I have been given the opportunity of working with Diana several times and have always learnt something important from the experience. This time I have been asked to produce hats for an American history movie which begins in 1640- 1940. I have completed a Confederate style hat which is similar to the Canadian Mountie Styled Hat. I had a great time hand blocking this shape. In order for me to get the styling correct I had to understand the reason for the structuring and style. As I began to block and steam the crown in the Mountie style, I also placed the blocked shapes prematurely on my head and suddenly came to understand that the dents were for resting an enlarged crown on the head and that the protruded pocket at the center of the hat acted as a heat conductor. It has been proven that the human body looses 80% of its heat through its head. This brilliant style utilized that fact to act as a heater. If the style had sat flat on the head, it would not create the same warmth effect. Once I understood this, my blocking became a natural form of sculpture.

I also used this opportunity of working with Diana to connect with a local hat factory to block the shapes that i felt could be Hydraulically Blocked  with their blocks. I am hoping to form an empowerment initiative in the manufacturing Millinery industry.
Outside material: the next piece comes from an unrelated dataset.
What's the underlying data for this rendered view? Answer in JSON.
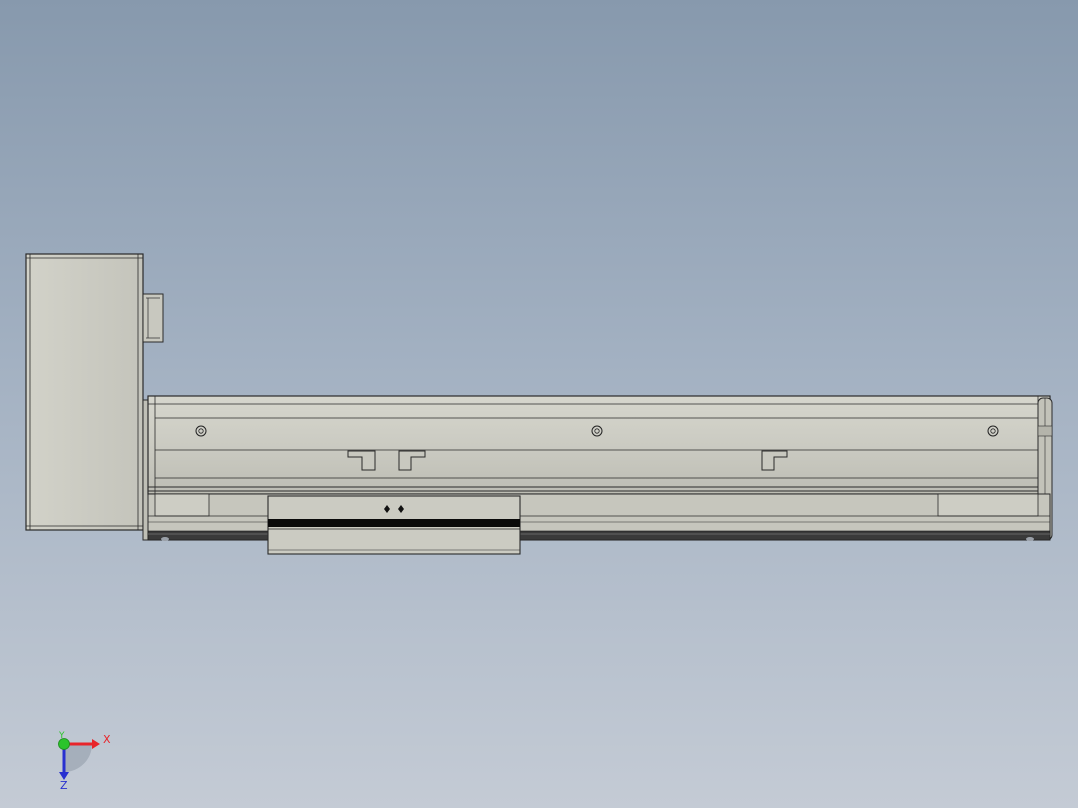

This is my first step forward in this direction and I feel the opportunities for all could be bountiful with the proper backing! My vision is to create a Millinery business where the workers are the owners!!! Its the only natural and correct way forward in the manufacturing sector. It is time that the creatives and the workers were rewarded and not just the Big Title Holders! I can see how my vision could work especially with the entertainment industry and the movies that will be shot here using our new film studio here in Cape Town. At the moment many hats are brought in from costume houses in the UK. I am also doing some stitch work for the American Civil War Caps. I really love the fit of this style of hat also. It is snug and just feels good on the head. I am learning that there is a great deal to be said for the so called ‘old fashions!’ It was not just about exterior appearance but also mechanics and sensibility. I think I am going to enjoy exploring these possibilities further!

Once I complete the Caps, I will be producing some Tri-cones. I will be contacted to produce more hats as they continue filming. Hats were big in America from 1640 to 1940….lucky for me!

The Making of a Tea Cup Hat


Creating A Tea Cup Hat From Scratch

Last week I received an email from an advertising company in Durban, asking me if it was possible to make 20-30 tea cup hats! I had never made a tea cup hat before but the idea has been in mind for some time. I had planned initially to design a tea cup hat for the Top Billing magazine photo shoot, which I did last month. In the end I decided that I would rather go with the sophistication of a miniature top hat.

The advertising company sent me some photos, with the instruction that their client was looking for an air of sophistication and glamour. The photos that I was sent looked more comical than sophisticated and the challenge was just up my alley! I love trying something new and always aim to produce a superior product to the one I was originally shown.

I suggested that we first begin with a sample and then look at the full production . The shape of the cup was my biggest challenge but I soon discovered the perfect trick. I really did have to think out of the box for this one and I am sure people would be amazed if they knew what I had used for the blocking bases of both the cup and saucer!

Once I had worked out the base level construction, everything just fell into place. I chose to do the cup and saucer in silk and the tea in chiffon, with the base finished in black satin. I completed the sample yesterday and it is now on its way to Durban, for a client briefing. If all goes to plan I will be swimming in the construction of Tea Cup Hats for the next few weeks!

If the customer decides differently, at least I will have learnt a new trick or two! That’s why I love my work! I don’t mean to sound mysterious but all the information on the full construction of on my Tea Cup Hat will be in my next Ebook, focusing on the construction of Miniature Top Hats. If you are interested in learning more, please forward me your contact details with the subject line Miniature Top Hats.